3 Global Epidemiology And Outcomes Research, Research And Development, Bristol-Myers Squibb Company, Wallingford, CT, USA;
4 Global Clinical Research, Research And Development, Bristol-Myers Squibb Company, Wallingford, CT, USA
 
PROGRAM ABSTRACT
 
Background and aims: Published data from the R.E.V.E.A.L.-HBV study showed that baseline viral load significantly predicted HCC risk. However, this analysis included subjects with baseline cirrhosis and did not evaluate the importance of serial HBV-DNA or serial ALT monitoring in predicting HCC risk. This analysis addresses HCC risk using the complete data on serial ALT and viral load.
 
Methods: This analysis included participants who were HBsAg-seropositive, anti-HCV- seronegative, and without liver cirrhosis at entry. All the follow-up blood samples available for all subjects with baseline HBV-DNA >=10-4th copies/mL (n=1,564) were tested, and for those <10-4th copies/mL (n=2,020) only baseline samples were used.
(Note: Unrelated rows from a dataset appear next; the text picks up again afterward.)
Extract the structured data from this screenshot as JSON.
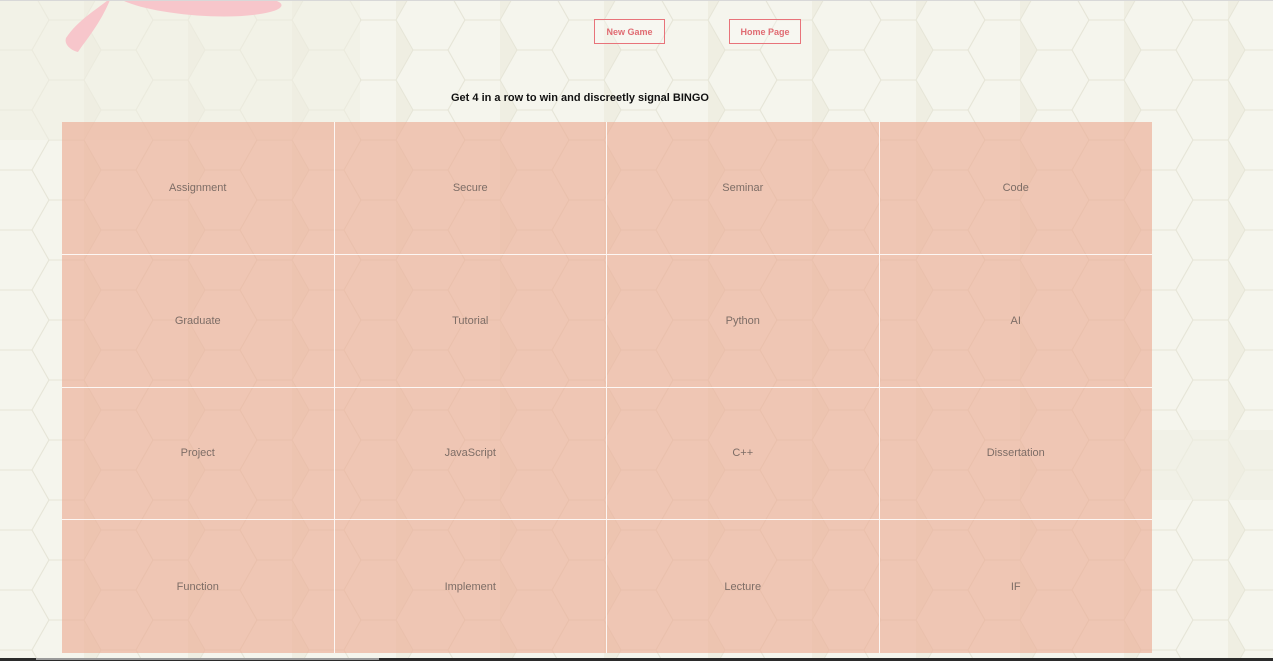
{
  "buttons": {
    "new_game": "New Game",
    "home_page": "Home Page"
  },
  "instructions": "Get 4 in a row to win and discreetly signal BINGO",
  "board": {
    "cells": [
      "Assignment",
      "Secure",
      "Seminar",
      "Code",
      "Graduate",
      "Tutorial",
      "Python",
      "AI",
      "Project",
      "JavaScript",
      "C++",
      "Dissertation",
      "Function",
      "Implement",
      "Lecture",
      "IF"
    ]
  },
  "colors": {
    "background": "#efeee2",
    "hexagon": "#f6f6ef",
    "button_border": "#e8737a",
    "cell_fill": "#ebaa91",
    "cell_text": "#7d6d66",
    "decor_pink": "#f7c6cb"
  }
}
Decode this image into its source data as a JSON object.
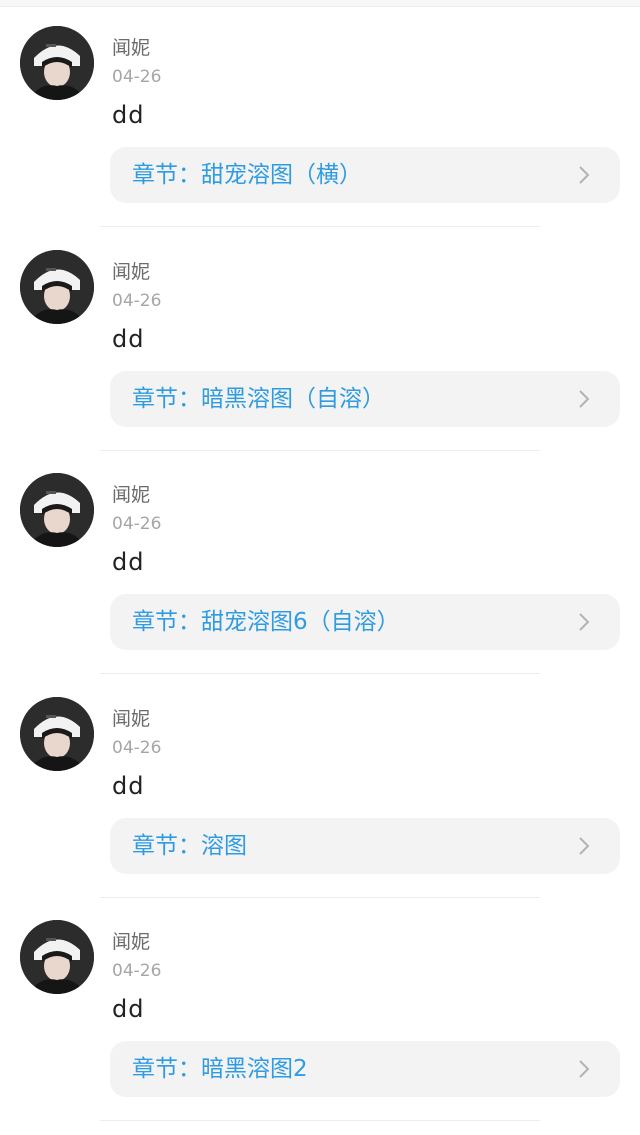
{
  "comments": [
    {
      "name": "闻妮",
      "date": "04-26",
      "content": "dd",
      "chapter_prefix": "章节：",
      "chapter": "甜宠溶图（横）"
    },
    {
      "name": "闻妮",
      "date": "04-26",
      "content": "dd",
      "chapter_prefix": "章节：",
      "chapter": "暗黑溶图（自溶）"
    },
    {
      "name": "闻妮",
      "date": "04-26",
      "content": "dd",
      "chapter_prefix": "章节：",
      "chapter": "甜宠溶图6（自溶）"
    },
    {
      "name": "闻妮",
      "date": "04-26",
      "content": "dd",
      "chapter_prefix": "章节：",
      "chapter": "溶图"
    },
    {
      "name": "闻妮",
      "date": "04-26",
      "content": "dd",
      "chapter_prefix": "章节：",
      "chapter": "暗黑溶图2"
    }
  ],
  "colors": {
    "chapter_text": "#2f9be0",
    "chapter_bg": "#f3f3f3",
    "name": "#6b6b6b",
    "date": "#a6a6a6"
  },
  "icons": {
    "avatar": "user-avatar-photo",
    "chevron": "chevron-right-icon"
  }
}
Newly developed HCC was ascertained through data linkage with computerized profiles of the National Cancer Registry and Death Certification System in Taiwan and confirmed with established criteria. Time-dependent Cox’s proportional hazard models were used to derive multivariable-adjusted hazards ratios (HRadj) which included entry and follow-up serum HBV-DNA levels as time-independent and time-dependent variables respectively.
 
Results:
 
3,584 subjects contributed 42,878 person-years of follow-up, with 131 new HCC cases accounting for a crude incidence rate of 305.5 per 100,000 person-years.
 
In the regression model adjusting for gender, age, cigarette smoking, alcohol consumption, and HBeAg status, HCC risk increased with increasing ALT and HBV-DNA levels (p for trend<0.001).
 
In a model integrating both baseline and follow-up HBV-DNA (same for serum ALT), the HRadj (95% CI) were
 
4.5 (1.3–15.2) for HBV-DNA levels of 300–9,999 copies/ml
3.6 (1.1–12.3) for HBV-DNA levels of 10,000-99,999 copies/ml
4.2 (1.2–14.5) for 100,000–999,999 c/ml
7.3 (2.3–23.5) >10-6th (1 million) copies/mL
(reference HBV-DNA <300 copies/mL)
 
The corresponding HRadj (95% CI) for serum ALT levels were 1.8 (1.2–2.8) and 3.8(2.3–6.5), respectively, for ALT 16–<45 and >=45 U/L (reference ALT <16 U/L).
 
Age, gender, HBeAg status, and alcohol consumption were also important predictors of HCC risk.
 
Conclusions: These results confirm that increasing HBV-DNA level remains a significant predictor of HCC after taking follow-up HBV-DNA and change in serum ALT into account. The persistence of high HBV load leads to the highest HCC risk. Long-term monitoring of HBV viral load is essential for the management of chronic hepatitis B.